General drainage notes
The ponded water observed in Figure 6 remains in place for several key reasons, including the primary and secondary internal roof drains are improperly situated in relationship to the drainage cricket and the rear outer perimeter parapet wall.
At the high point or widest section of the drainage cricket, the waterway measures approximately 2.4 m (8 ft) out from the parapet wall at the far corner of the image. However, at the low point or the narrowest section of the drainage cricket, the waterway measures approximately 1.2 m (4 ft) out from the parapet wall at the near corner of the photograph, thereby compromising the effective slope of the drainage cricket by at least one-half.
Consequently, this drainage cricket is undersized to a degree that it does not meet the requirement of being twice the slope of the finished roof with a 13-mm (½-in.) minimum slope. As a result, the undersized cricket only displaces the ponded water up the slope of the roof instead of directing it into the primary roof drain.
Proper design and installation would mandate the drainage cricket must have a slope measuring at least twice the slope of the roof along with well-defined waterways constructed out of tapered polyisocyanurate (ISO) rigid insulation board. Figure 7 illustrates the consequences of improperly designing and/or installing the drainage cricket. In this drawing, the internal primary roof drain is located away from the outside parapet wall by approximately 0.3 m (1 ft). Due to this condition, it would be necessary to extend the high point or widest portion of the cricket by the same dimension, which, in this case, would be 0.3 m (1 ft), bringing the total measurement at the widest point of the drainage cricket to 2.7 m (9 ft). The low point or narrowest portion of the cricket must be 0.3 m. Otherwise the effective slope of the cricket would be compromised by the difference between these two dimensions so as to maintain the 2.4-m (8-ft) requirement at the cricket’s highest point. This design is accepted as good roofing practice among industry professionals, with the goal to get the water off the roof especially when the slope is minimal in many areas of this roof.
This concept would hold true regardless of the distance of the roof drain from the parapet wall, provided the aggregate measurement remained the same proportionately at both ends of the new drainage cricket (e.g. if the drain was set at the dimension of 1.2 m [4 ft] from the near corner of the outer perimeter parapet wall, then the cricket at the far corner of the outer perimeter parapet wall must be 4.4 m [12 ft]).

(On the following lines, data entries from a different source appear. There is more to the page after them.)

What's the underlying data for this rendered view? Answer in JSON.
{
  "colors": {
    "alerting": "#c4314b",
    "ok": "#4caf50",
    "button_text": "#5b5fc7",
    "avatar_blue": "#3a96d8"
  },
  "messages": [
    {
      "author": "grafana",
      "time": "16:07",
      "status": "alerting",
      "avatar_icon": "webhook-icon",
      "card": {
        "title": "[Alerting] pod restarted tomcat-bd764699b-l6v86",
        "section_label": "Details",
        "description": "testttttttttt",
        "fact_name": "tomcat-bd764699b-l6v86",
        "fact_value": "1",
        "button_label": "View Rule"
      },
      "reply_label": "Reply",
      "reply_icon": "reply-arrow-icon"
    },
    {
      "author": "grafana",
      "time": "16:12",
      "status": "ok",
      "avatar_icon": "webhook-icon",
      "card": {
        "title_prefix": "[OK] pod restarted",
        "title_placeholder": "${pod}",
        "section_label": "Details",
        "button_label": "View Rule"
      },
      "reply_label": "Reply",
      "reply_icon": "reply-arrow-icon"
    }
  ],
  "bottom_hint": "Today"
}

Also, the project design team must always take into consideration the addition of the tributary area of rising walls adjacent to and above the roof structure. This information would allow them to properly calculate the size of the drainage system. It is pertinent to note the secondary roof drain must be a minimum of 50 mm (2 in.) above the finished surface of the completed roof system assembly.
Having a well-designed and properly installed low-slope roof featuring an internal roof drainage system will require an in-depth assessment of all conditions prior to addressing onsite challenges one may encounter during installation. Things to remember include:
- base curb flashings on RTUs must meet the 210-mm (8-in.) minimum height requirement;
- additional primary drains cannot be cut into the roof at random locations without ruling out the presence of trapped water between two discrete systems;
- the presence of materials with asbestos in the existing roof system must be ruled out;
- new internal primary and secondary roof drains can be connected to an already existing drain pipe system, provided the latter is in sound condition and sized properly to drain the expected volume of water;
- the performance of a roof scan to qualify the presence of any latent water trapped within the existing roof system or systems; and
- it would be necessary to determine the type of roof deck that is on the building (i.e. metal, concrete, or lightweight concrete, etc.), the condition of the existing roof condition of the existing roof deck, if possible, and if the steel infrastructure is sloped or level.
To ensure the best possible outcome of the project, all of these items must be properly evaluated, and the findings verified and provided to the design team prior to developing an action plan.